What are you enjoying right now?
Sometimes, we need to step back and ask a question like that.
Philippians 4:8 challenges believers to think and dwell on “whatever is true, whatever is honorable, whatever is just, whatever is pure, whatever is lovely, whatever is commendable.” So each week the Facts & Trends staff would like to share our “Favorites” at the moment.
It might be a new book or podcast we’re enjoying or something going on in our lives we want to share. Hopefully, you’ll think about things that are your favorites right now and maybe find something else to add to that list.
Aaron Earls (@WardrobeDoor), online editor: Besides having some time away with my family at the beach, having a new book about C.S. Lewis is making me smile this week.
The Romantic Rationalist, edited by John Piper and David Mathis, is a collection of essays interacting with Lewis, his writings, and his theological leanings. As one who’s life was shaped in the shadow of Narnia, I appreciate scholars who handle Lewis honestly for who he was—a fallible human being but one with a rare mind and an incredible gift for communicating.
Too many books either shy away from the areas where conservative evangelicals would disagree with Lewis or they devote all their attention on those issues and miss out on all that can be gained from careful reading of his works and evaluation of his life. Romantic Rationalist avoids those errors and gives a great picture of Lewis and why he continues to be relevant today. (You can download a PDF of the book for free at Desiring God.)
Carol Pipes (@CarolPipes), editor: I listen to several podcasts during my morning and afternoon commute. One of my favorites is Todd Henry’s “The Accidental Creative.”
This podcast is great for anyone who has elements of creativity or problem solving in their job. Henry gives a lot of practical advice on how to incorporate practices into your daily life that help you develop and maintain your creative process. “The seeds of tomorrow’s brilliance are planted in the soil of today’s activity,” says Henry. “What we do today yields insight tomorrow, the next day, and three months from now.”
He’s the author of two book, The Accidental Creative: How to be Brilliant at a Moment’s Notice (kind of a Getting Things Done for creative types) and Die Empty: Unleash Your Best Work Every Day.
Matt Erickson (@_Matt_Erickson), managing editor: I just started reading Tim Keller’s new book Prayer: Experiencing Awe and Intimacy with God.
Keller says he discovered prayer in the second half of his life out of necessity. Crushing circumstances, including his own battle with thyroid cancer, left him feeling overwhelmed and in great need. When our backs are against the wall, we learn that prayer is a lot more than a last resort—it’s our lifeline to God and His infinite resources.

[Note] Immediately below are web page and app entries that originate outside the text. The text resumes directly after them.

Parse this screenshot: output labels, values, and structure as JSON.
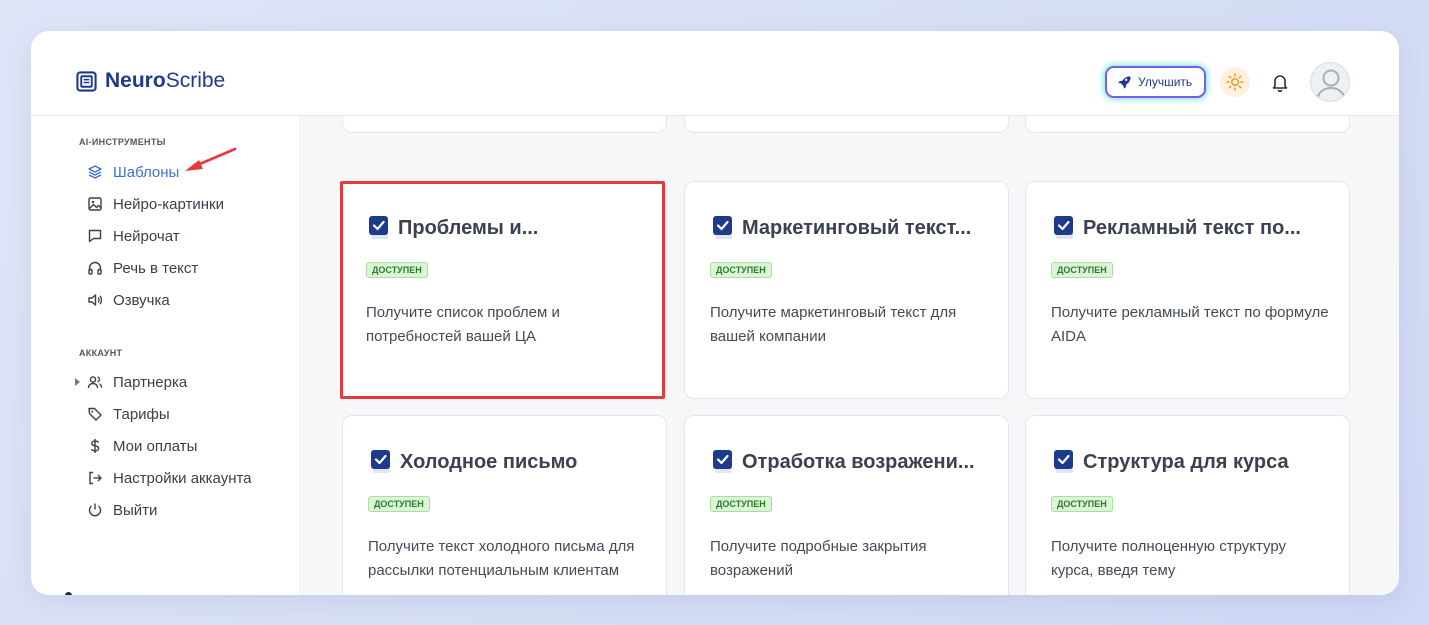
{
  "header": {
    "logo_bold": "Neuro",
    "logo_light": "Scribe",
    "upgrade_label": "Улучшить",
    "upgrade_icon": "rocket-icon",
    "theme_icon": "sun-icon",
    "notification_icon": "bell-icon",
    "avatar_icon": "user-avatar-icon"
  },
  "sidebar": {
    "tools_section": "AI-ИНСТРУМЕНТЫ",
    "tools": [
      {
        "label": "Шаблоны",
        "icon": "layers-icon",
        "active": true
      },
      {
        "label": "Нейро-картинки",
        "icon": "image-icon"
      },
      {
        "label": "Нейрочат",
        "icon": "chat-icon"
      },
      {
        "label": "Речь в текст",
        "icon": "headphones-icon"
      },
      {
        "label": "Озвучка",
        "icon": "speaker-icon"
      }
    ],
    "account_section": "АККАУНТ",
    "account": [
      {
        "label": "Партнерка",
        "icon": "users-icon",
        "expandable": true
      },
      {
        "label": "Тарифы",
        "icon": "tag-icon"
      },
      {
        "label": "Мои оплаты",
        "icon": "dollar-icon"
      },
      {
        "label": "Настройки аккаунта",
        "icon": "settings-exit-icon"
      },
      {
        "label": "Выйти",
        "icon": "power-icon"
      }
    ]
  },
  "templates": [
    {
      "title": "Проблемы и...",
      "badge": "доступен",
      "description": "Получите список проблем и потребностей вашей ЦА",
      "highlighted": true
    },
    {
      "title": "Маркетинговый текст...",
      "badge": "доступен",
      "description": "Получите маркетинговый текст для вашей компании"
    },
    {
      "title": "Рекламный текст по...",
      "badge": "доступен",
      "description": "Получите рекламный текст по формуле AIDA"
    },
    {
      "title": "Холодное письмо",
      "badge": "доступен",
      "description": "Получите текст холодного письма для рассылки потенциальным клиентам"
    },
    {
      "title": "Отработка возражени...",
      "badge": "доступен",
      "description": "Получите подробные закрытия возражений"
    },
    {
      "title": "Структура для курса",
      "badge": "доступен",
      "description": "Получите полноценную структуру курса, введя тему"
    }
  ],
  "colors": {
    "brand": "#1e3a8a",
    "active_nav": "#3f6fd6",
    "highlight": "#e5393b",
    "badge_bg": "#dcf5d6",
    "badge_text": "#2d7a2d"
  }
}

Keller says that prayer is both a conversation and an encounter with God. It’s not just talking to God; it’s experiencing the presence of God. Like all his books, I expect it to be thorough, insightful, balanced, and gospel-centered. I can’t think of a more important topic.
Bob Smietana (@BobSmietana), senior writer: X-Men: Days of Future Past is out on DVD this week, and it’s a keeper.
Back in my younger days, I was a comic book fan and the “Days of Future Past” story line from Uncanny X-Men was one of my favorites. The movie changes the story a bit, but gets the big picture right by showing the consequences of fear and vengeance.
Not to give the whole thing away, but the movie depicts a future where normal humans and a small minority of “mutants”—a stand-in for anyone who is different—have been at war for years, and both groups suffer as a result. Fan favorite, Wolverine, goes back to try and change things. At the climax of the movie, one character chooses not to take revenge against an evil scientist, but his life is spared and that changes everything.
As an added bonus, there’s a fabulous scene featuring Quicksilver—Marvel’s version of the Flash—and Jim Croce classic “Time in a Bottle.” It’s rare that a movie shows you something surprising these days—and that scene pulls it off.
Katie Shull (@KShull), graphic designer: After seeing it on a friend’s blog, I decided to start reading Enough by Kate Conner. I have two daughters and teach 7th grade girls at church, so this book really speaks to me. The author has great insight into the teen girl mind. I highly recommend it.
What has made you smile so far this week? What would be your favorite today?